We assume that the defendant was organized under St. 1888, c. 429, as amended by St. 1890, c. 341; and, as stated in Crowley v. A. O. H. Widows' Orphans' Fund, 222 Mass. 228, was, and since has been, a fraternal beneficiary life insurance association. At the date of this certificate, however, it was not precluded thereby from entering into contracts of assessment insurance. St. 1890, c. 341, § 1. St. 1890, c. 421, § 1. St. 1892, c. 435, § 1. St. 1894, c. 367, § 16. The certificate differs from that concerned in Crowley v. A. O. H. Widows' Orphans' Fund, supra, or any other fraternal beneficiary case which we find in our reports. It contains no agreement to observe and comply with any other than "the conditions, requirements and stipulations specified in this Certificate." Nothing is said of constitution or by-laws. Carpenter promises to pay "when an assessment is required." The language is more consonant with assessment than with fraternal beneficiary insurance. The judge was right in holding it a contract of assessment insurance. Harding v. Littlehale, 150 Mass. 100. St. 1890, c. 421, § 1.
Section 21 of St. 1890, c. 421, provides with reference to assessment insurance, that unless a correct copy of the application, constitution, by-laws or rules, if referred to in the certificate as having any bearing on the contract, is contained in or attached to the certificate, no such application, constitution, by-laws or rules shall be received as evidence, nor shall it be considered a part of the policy or of the contract.
Here there was no reference to constitution, by-laws or rules; but the effort to introduce them was made in order to show misrepresentation in the application, which was referred to, and was not set out in or attached to the certificate. The ruling that the testimony was inadmissible, therefore, was right. Boyden v. Massachusetts Masonic Life Association, 167 Mass. 242. Nugent v. Greenfield Life Association, 172 Mass. 278.
St. 1895, c. 281, provided that no misrepresentation or warranty made by the assured or in his behalf in the application for the certificate or the negotiation of the contract should defeat or avoid the certificate issued by a fraternal beneficiary association, unless made with actual intent to deceive or unless it increased the risk of loss; but no implication therefrom can defeat the explicit prohibitions of St. 1890, c. 421, § 21, — prohibitions continued in force by G.L.c. 177, § 15. They can stand together. Stocker v. Boston Mutual Life Association, 170 Mass. 224.

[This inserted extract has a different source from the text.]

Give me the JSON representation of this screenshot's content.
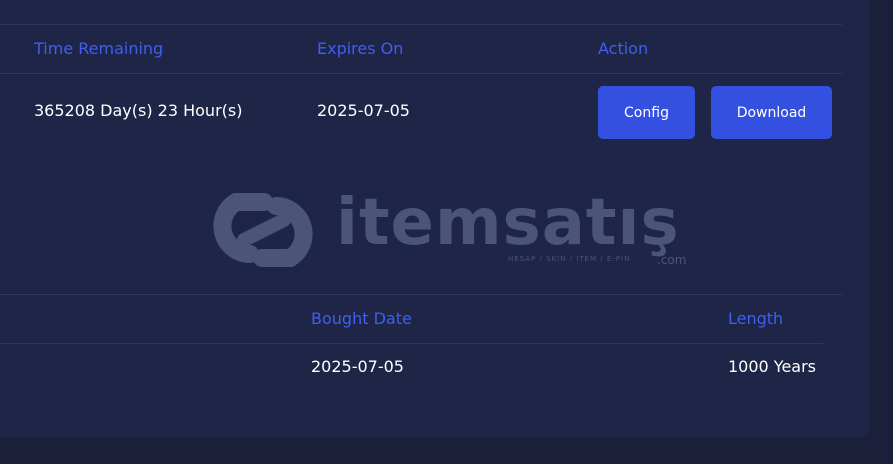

It is not necessary to consider whether it was a fatal defect here for the defendant to fail to make an express offer to prove that the John Carpenter named in the Lowell birth record was the assured John J. Carpenter, who died at Lawrence. The evidence of age at the time of application and of the issue of the certificate was wholly immaterial.